Directions: The trail is very varied- starting along the rim of the Grand Canyon of the Yellowstone River, it then passes through pine forests and picturesque meadows, before steeply descending down through the canyon, past a bubbling geothermal area, all the way to the river’s edge. Find the parking lot for the Seven Mile Hole Trail at the Inspiration Point overlook of the Grand Canyon. Walk a short way back up the access road to Glacier Boulder, a 500-ton granite rock left behind around 15,000 years ago as the Pinedale Glaciation retreated. You’ll spot the trailhead right next to Glacier Boulder. Follow the path through the pine forest, and to the edge of the north rim of the Grand Canyon of Yellowstone for 1.5 miles. Dip off onto a short side trail to a viewpoint of the magnificent 1,000 feet high Silver Cord Cascade. The trail then pulls away from the canyon and into the forest, eventually you’ll come to a fork, left takes you back to the highway via Washburn Spur Trail. Right is the route you need, taking you through the woods for another ½ mile until it begins a plunging descent passed active and inactive hydrothermal features, all the way down to the river at the bottom of the canyon. It is called “Seven" Mile Hole because it lies 7 miles down river from Lower Falls. Now it’s time to turn back- retrace your steps back to Glacial Boulder, which begins with a very strenuous climb out of the canyon. You have the option on the way back to veer off on a small detour to Washburn Hot Springs, by turning right at the junction for Washburn Spur Trail and going along 1.5 miles. The hot springs are a collection of highly acidic mud pots, named after the 1870 Washburn Expedition who in turn named the area "Hell-Broth Springs," because it was such an "infernal looking smelling and sounding place." You can climb the hill behind the two big mud pots to get a good look at the rest of the basin. Take care with your footing, as acidic thermal areas are highly dangerous! Turn back the way you came and rejoin the trail all the way to Glacial Boulder.

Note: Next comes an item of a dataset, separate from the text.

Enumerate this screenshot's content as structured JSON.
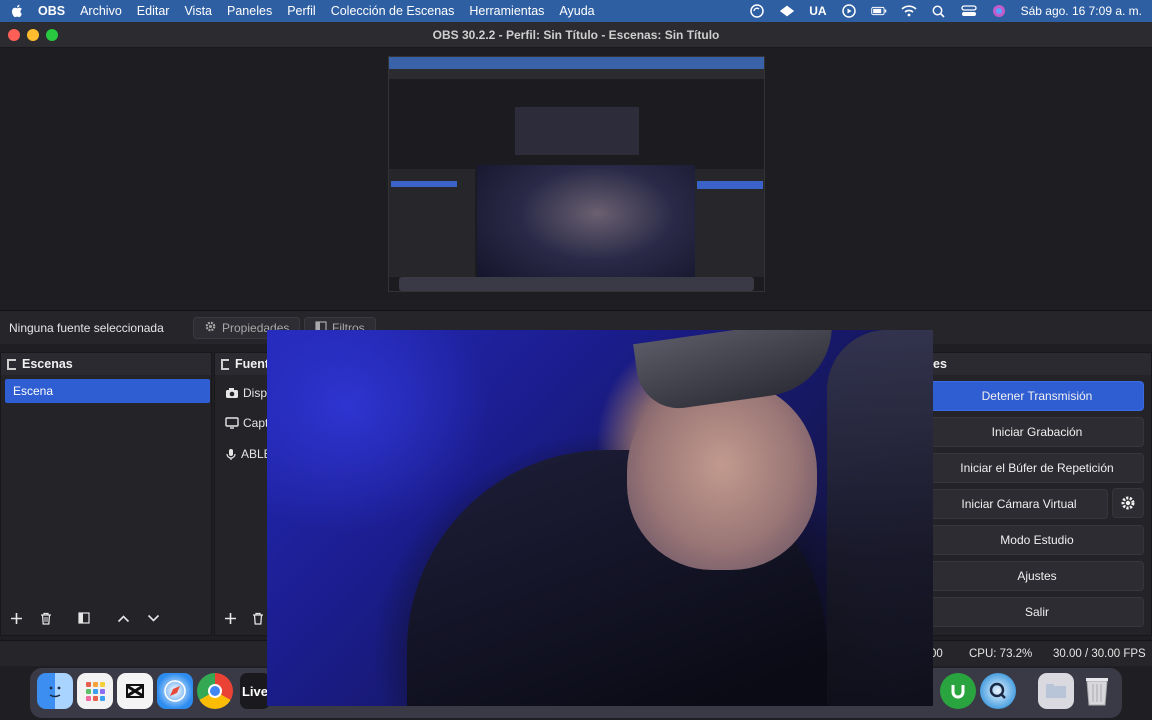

2 out of 4

Away from help but easily accessed.

Best time to visit

between March and October

Similar routes nearby

Guidebooks in this area